- [What to do] Pull every line of the entries that has the word "JSON".

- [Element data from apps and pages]
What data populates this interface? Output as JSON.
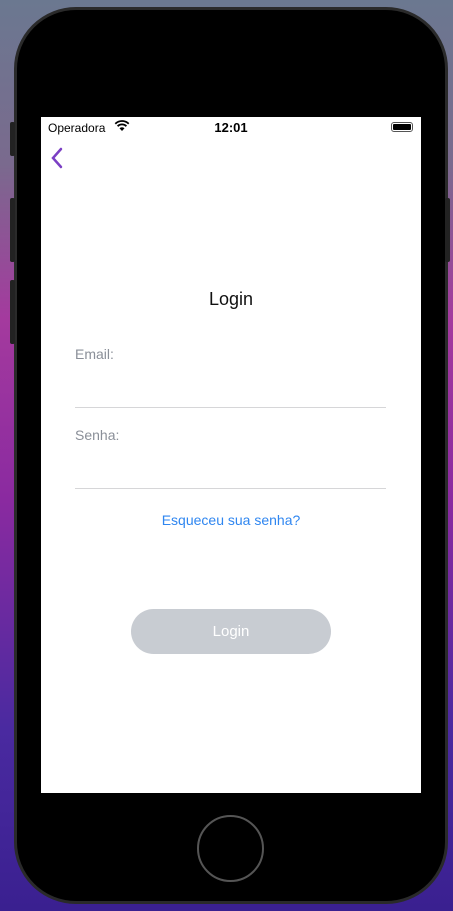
{
  "status_bar": {
    "carrier": "Operadora",
    "time": "12:01"
  },
  "nav": {
    "back_icon": "chevron-left-icon",
    "accent": "#7b3fc4"
  },
  "page": {
    "title": "Login"
  },
  "form": {
    "email_label": "Email:",
    "email_value": "",
    "password_label": "Senha:",
    "password_value": "",
    "forgot_link": "Esqueceu sua senha?",
    "login_button": "Login"
  }
}
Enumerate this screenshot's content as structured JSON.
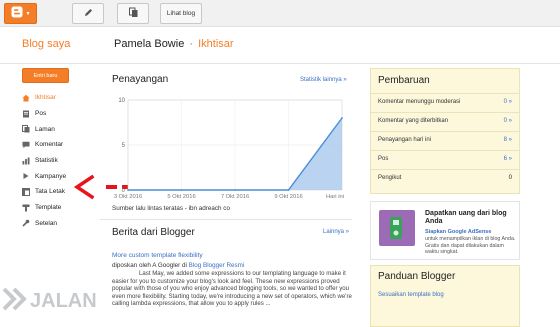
{
  "toolbar": {
    "blogger_icon": "blogger-icon",
    "edit_icon": "pencil-icon",
    "pages_icon": "copy-pages-icon",
    "view_blog_label": "Lihat blog"
  },
  "header": {
    "brand": "Blog saya",
    "blog_name": "Pamela Bowie",
    "separator": "·",
    "section": "Ikhtisar"
  },
  "sidebar": {
    "new_post_label": "Entri baru",
    "items": [
      {
        "label": "Ikhtisar",
        "icon": "home-icon",
        "active": true
      },
      {
        "label": "Pos",
        "icon": "posts-icon"
      },
      {
        "label": "Laman",
        "icon": "pages-icon"
      },
      {
        "label": "Komentar",
        "icon": "comments-icon"
      },
      {
        "label": "Statistik",
        "icon": "stats-icon"
      },
      {
        "label": "Kampanye",
        "icon": "campaign-icon"
      },
      {
        "label": "Tata Letak",
        "icon": "layout-icon"
      },
      {
        "label": "Template",
        "icon": "template-icon"
      },
      {
        "label": "Setelan",
        "icon": "settings-icon"
      }
    ]
  },
  "pageviews": {
    "title": "Penayangan",
    "link": "Statistik lainnya »",
    "traffic_sources": "Sumber lalu lintas teratas - ibn adreach co"
  },
  "chart_data": {
    "type": "area",
    "x": [
      "3 Okt 2016",
      "5 Okt 2016",
      "7 Okt 2016",
      "9 Okt 2016",
      "Hari ini"
    ],
    "series": [
      {
        "values": [
          0,
          0,
          0,
          0,
          8
        ]
      }
    ],
    "ylim": [
      0,
      10
    ],
    "yticks": [
      "10",
      "5",
      "0"
    ],
    "grid": true,
    "color": "#4a8fd6"
  },
  "news": {
    "title": "Berita dari Blogger",
    "link": "Lainnya »",
    "post_title": "More custom template flexibility",
    "byline_prefix": "diposkan oleh A Googler di ",
    "byline_link": "Blog Blogger Resmi",
    "excerpt": "Last May, we added some expressions to our templating language to make it easier for you to customize your blog's look and feel. These new expressions proved popular with those of you who enjoy advanced blogging tools, so we wanted to offer you even more flexibility. Starting today, we're introducing a new set of operators, which we're calling lambda expressions, that allow you to apply rules ..."
  },
  "updates": {
    "title": "Pembaruan",
    "rows": [
      {
        "label": "Komentar menunggu moderasi",
        "value": "0 »"
      },
      {
        "label": "Komentar yang diterbitkan",
        "value": "0 »"
      },
      {
        "label": "Penayangan hari ini",
        "value": "8 »"
      },
      {
        "label": "Pos",
        "value": "6 »"
      },
      {
        "label": "Pengikut",
        "value": "0"
      }
    ]
  },
  "ad": {
    "title": "Dapatkan uang dari blog Anda",
    "link": "Siapkan Google AdSense",
    "text": "untuk menampilkan iklan di blog Anda. Gratis dan dapat dilakukan dalam waktu singkat."
  },
  "guide": {
    "title": "Panduan Blogger",
    "link": "Sesuaikan template blog"
  },
  "watermark": {
    "text": "JALAN"
  }
}
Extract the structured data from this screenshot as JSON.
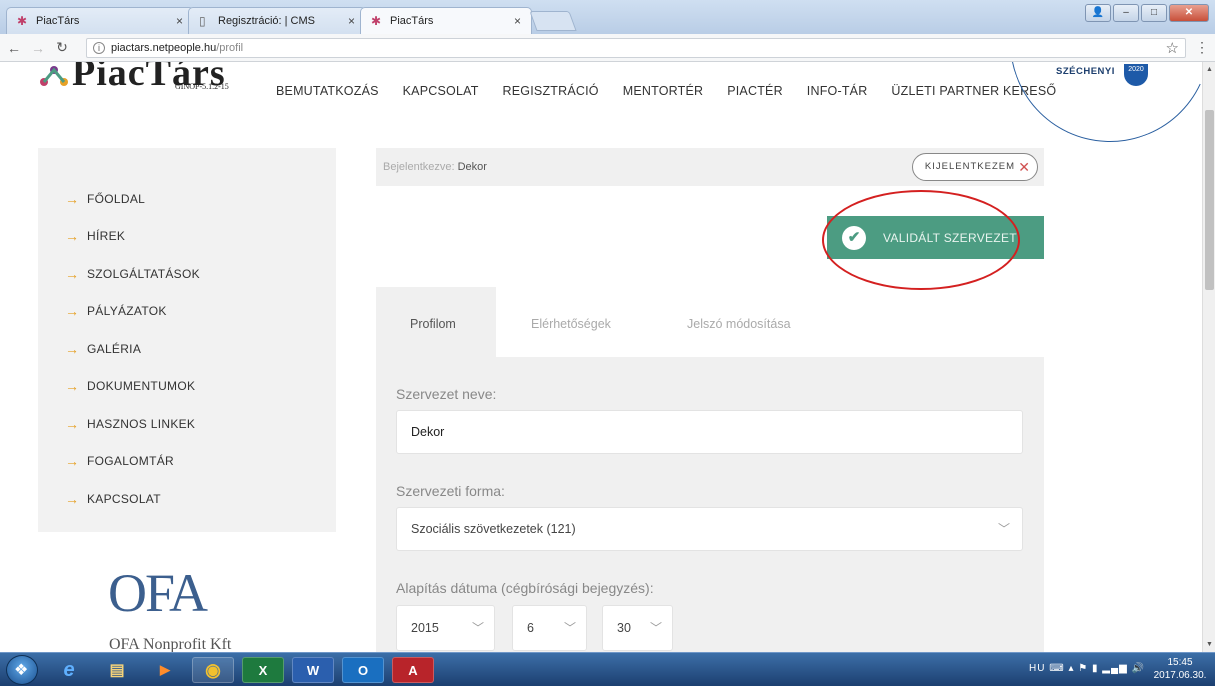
{
  "browser": {
    "tabs": [
      {
        "label": "PiacTárs",
        "close": "×"
      },
      {
        "label": "Regisztráció: | CMS",
        "close": "×"
      },
      {
        "label": "PiacTárs",
        "close": "×"
      }
    ],
    "url_host": "piactars.netpeople.hu",
    "url_path": "/profil"
  },
  "site": {
    "logo_text": "PiacTárs",
    "logo_sub": "GINOP-5.1.2-15",
    "nav": [
      "BEMUTATKOZÁS",
      "KAPCSOLAT",
      "REGISZTRÁCIÓ",
      "MENTORTÉR",
      "PIACTÉR",
      "INFO-TÁR",
      "ÜZLETI PARTNER KERESŐ"
    ],
    "szechenyi": "SZÉCHENYI",
    "szechenyi_badge": "2020"
  },
  "sidebar": {
    "items": [
      "FŐOLDAL",
      "HÍREK",
      "SZOLGÁLTATÁSOK",
      "PÁLYÁZATOK",
      "GALÉRIA",
      "DOKUMENTUMOK",
      "HASZNOS LINKEK",
      "FOGALOMTÁR",
      "KAPCSOLAT"
    ],
    "ofa_logo": "OFA",
    "ofa_sub": "OFA Nonprofit Kft"
  },
  "login": {
    "prefix": "Bejelentkezve:",
    "user": "Dekor",
    "logout_label": "KIJELENTKEZEM"
  },
  "status": {
    "validated_label": "VALIDÁLT SZERVEZET"
  },
  "tabs": [
    "Profilom",
    "Elérhetőségek",
    "Jelszó módosítása"
  ],
  "form": {
    "org_name_label": "Szervezet neve:",
    "org_name_value": "Dekor",
    "org_form_label": "Szervezeti forma:",
    "org_form_value": "Szociális szövetkezetek (121)",
    "founding_label": "Alapítás dátuma (cégbírósági bejegyzés):",
    "year": "2015",
    "month": "6",
    "day": "30"
  },
  "taskbar": {
    "lang": "HU",
    "time": "15:45",
    "date": "2017.06.30."
  },
  "colors": {
    "accent_green": "#4c9c82",
    "arrow_orange": "#e6a126",
    "highlight_red": "#d42020"
  }
}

- [Answer box]
What data populates this interface? Output as JSON.
Enumerate this screenshot's content as structured JSON.
Extract the structured data from this screenshot as JSON.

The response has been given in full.